The central nervous system is acknowledged as a major regulator of both energy and glucose homeostasis. Our data demonstrate that dietary protein restriction increases energy expenditure and improves glucose homeostasis, and that the metabolic hormone FGF-21 coordinates these adaptive responses. However, the tissue site mediating these FGF-21-dependent effects is unclear. In this study, mice with dysfunctional FGF-21 signaling in either the central nervous system (CNS) or adipose tissue were fed a control or low protein (LP) diet to assess changes in body weight and associated metabolic endpoints. We first deleted the required FGF co-receptor beta-Klotho (Klb) from neurons to test whether CNS FGF-21 signaling is required for increased energy expenditure or improved glucose homeostasis in mice consuming a low protein diet. Our data show that LP diet increased energy expenditure (p≤0.01) and reduced body weight (p≤0.001) in control littermates, but these effects were lost in mice bearing CNS-specific deletion of Klb (p=0.65). Protein restriction in the context of a high fat diet also improved glucose tolerance (P≤0.001) and insulin sensitivity (p≤0.001) in control littermates, but these effects were also lost in mice lacking Klb in the CNS. We next tested whether FGF-21 signaling within adipose tissue contributed to the metabolic effects of protein restriction. However, in this case LP diet reduced body weight (p=0.90) and increased food intake (p= 0.98) similarly in control littermates and mice bearing adipose-specific deletion of Klb. Collectively, these data highlight CNS FGF-21 signaling as the first known neuroendocrine mechanism to explain the coordinated metabolic changes induced by dietary protein restriction.

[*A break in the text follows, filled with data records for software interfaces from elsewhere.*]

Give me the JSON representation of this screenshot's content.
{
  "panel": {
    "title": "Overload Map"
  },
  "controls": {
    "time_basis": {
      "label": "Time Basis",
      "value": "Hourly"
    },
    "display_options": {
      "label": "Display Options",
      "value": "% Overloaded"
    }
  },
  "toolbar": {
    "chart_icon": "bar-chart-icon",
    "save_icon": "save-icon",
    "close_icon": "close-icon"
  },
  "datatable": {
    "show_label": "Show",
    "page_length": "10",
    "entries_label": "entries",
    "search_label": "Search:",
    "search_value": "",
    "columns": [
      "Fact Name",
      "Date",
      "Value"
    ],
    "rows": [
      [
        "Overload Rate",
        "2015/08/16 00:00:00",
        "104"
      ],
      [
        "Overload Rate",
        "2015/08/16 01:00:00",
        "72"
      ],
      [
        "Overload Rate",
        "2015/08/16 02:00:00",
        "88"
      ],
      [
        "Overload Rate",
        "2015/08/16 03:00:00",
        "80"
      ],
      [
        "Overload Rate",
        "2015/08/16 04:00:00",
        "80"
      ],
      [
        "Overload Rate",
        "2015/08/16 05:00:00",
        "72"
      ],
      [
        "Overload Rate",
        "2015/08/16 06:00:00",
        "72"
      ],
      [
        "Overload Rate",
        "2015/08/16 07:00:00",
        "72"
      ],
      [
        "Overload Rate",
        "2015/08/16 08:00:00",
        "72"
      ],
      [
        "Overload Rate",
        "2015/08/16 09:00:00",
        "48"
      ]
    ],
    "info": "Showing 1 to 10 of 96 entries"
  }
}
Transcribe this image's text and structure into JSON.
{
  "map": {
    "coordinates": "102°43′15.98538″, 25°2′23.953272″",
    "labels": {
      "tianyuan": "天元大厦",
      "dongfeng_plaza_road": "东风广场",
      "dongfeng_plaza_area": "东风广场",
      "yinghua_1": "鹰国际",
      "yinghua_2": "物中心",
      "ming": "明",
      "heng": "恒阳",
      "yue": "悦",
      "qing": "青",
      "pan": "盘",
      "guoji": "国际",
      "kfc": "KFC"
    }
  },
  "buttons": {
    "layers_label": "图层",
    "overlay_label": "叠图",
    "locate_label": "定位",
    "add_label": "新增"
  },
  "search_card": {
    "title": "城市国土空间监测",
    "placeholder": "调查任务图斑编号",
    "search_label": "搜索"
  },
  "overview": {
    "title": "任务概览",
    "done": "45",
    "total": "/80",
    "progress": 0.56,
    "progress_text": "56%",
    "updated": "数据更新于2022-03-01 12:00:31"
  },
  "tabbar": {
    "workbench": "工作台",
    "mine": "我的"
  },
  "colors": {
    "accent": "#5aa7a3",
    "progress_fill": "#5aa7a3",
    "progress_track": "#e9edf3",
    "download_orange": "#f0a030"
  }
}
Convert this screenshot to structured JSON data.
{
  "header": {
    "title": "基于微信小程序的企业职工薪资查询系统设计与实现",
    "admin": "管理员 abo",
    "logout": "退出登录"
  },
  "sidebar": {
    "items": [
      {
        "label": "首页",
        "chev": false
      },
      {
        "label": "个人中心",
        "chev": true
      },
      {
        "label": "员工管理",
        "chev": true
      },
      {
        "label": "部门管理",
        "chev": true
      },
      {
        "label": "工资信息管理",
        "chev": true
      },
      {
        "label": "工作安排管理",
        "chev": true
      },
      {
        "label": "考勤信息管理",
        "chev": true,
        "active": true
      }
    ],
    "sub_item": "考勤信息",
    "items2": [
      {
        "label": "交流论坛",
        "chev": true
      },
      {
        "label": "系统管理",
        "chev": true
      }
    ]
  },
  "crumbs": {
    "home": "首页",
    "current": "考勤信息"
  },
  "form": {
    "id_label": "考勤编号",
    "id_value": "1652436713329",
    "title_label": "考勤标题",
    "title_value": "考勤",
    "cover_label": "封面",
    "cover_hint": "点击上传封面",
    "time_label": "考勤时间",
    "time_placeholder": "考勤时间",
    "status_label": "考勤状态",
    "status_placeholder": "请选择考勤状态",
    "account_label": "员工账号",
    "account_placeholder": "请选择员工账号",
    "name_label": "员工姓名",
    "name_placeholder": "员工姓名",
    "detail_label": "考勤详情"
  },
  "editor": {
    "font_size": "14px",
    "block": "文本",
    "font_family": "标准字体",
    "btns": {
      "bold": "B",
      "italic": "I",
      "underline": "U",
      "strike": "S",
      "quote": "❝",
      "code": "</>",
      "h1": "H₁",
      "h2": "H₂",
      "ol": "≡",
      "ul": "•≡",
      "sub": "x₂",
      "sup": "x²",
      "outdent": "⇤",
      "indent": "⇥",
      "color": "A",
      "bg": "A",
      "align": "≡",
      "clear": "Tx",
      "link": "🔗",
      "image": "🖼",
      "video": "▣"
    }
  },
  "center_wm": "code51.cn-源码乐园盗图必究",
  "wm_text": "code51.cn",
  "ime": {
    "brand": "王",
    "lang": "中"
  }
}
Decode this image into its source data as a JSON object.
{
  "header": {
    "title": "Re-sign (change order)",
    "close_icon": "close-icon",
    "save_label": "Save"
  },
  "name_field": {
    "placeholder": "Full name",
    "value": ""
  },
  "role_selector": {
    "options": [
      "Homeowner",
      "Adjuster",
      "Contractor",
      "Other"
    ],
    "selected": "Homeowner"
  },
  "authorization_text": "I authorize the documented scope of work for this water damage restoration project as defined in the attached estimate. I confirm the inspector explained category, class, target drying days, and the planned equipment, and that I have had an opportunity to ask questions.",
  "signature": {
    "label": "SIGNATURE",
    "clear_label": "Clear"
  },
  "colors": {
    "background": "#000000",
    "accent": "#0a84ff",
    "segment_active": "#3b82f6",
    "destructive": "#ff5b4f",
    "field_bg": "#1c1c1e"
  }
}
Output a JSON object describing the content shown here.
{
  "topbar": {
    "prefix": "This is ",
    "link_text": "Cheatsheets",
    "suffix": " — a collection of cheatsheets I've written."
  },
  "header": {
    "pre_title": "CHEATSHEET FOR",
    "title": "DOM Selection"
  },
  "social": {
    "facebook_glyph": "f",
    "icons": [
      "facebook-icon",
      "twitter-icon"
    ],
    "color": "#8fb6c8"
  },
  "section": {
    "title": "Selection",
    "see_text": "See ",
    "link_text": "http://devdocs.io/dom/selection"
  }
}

C.M. Hill: None. M.V. Dehner: None. D. McDougal: None. H. Berthoud: None. H. Muenzberg: None. C. Morrison: None.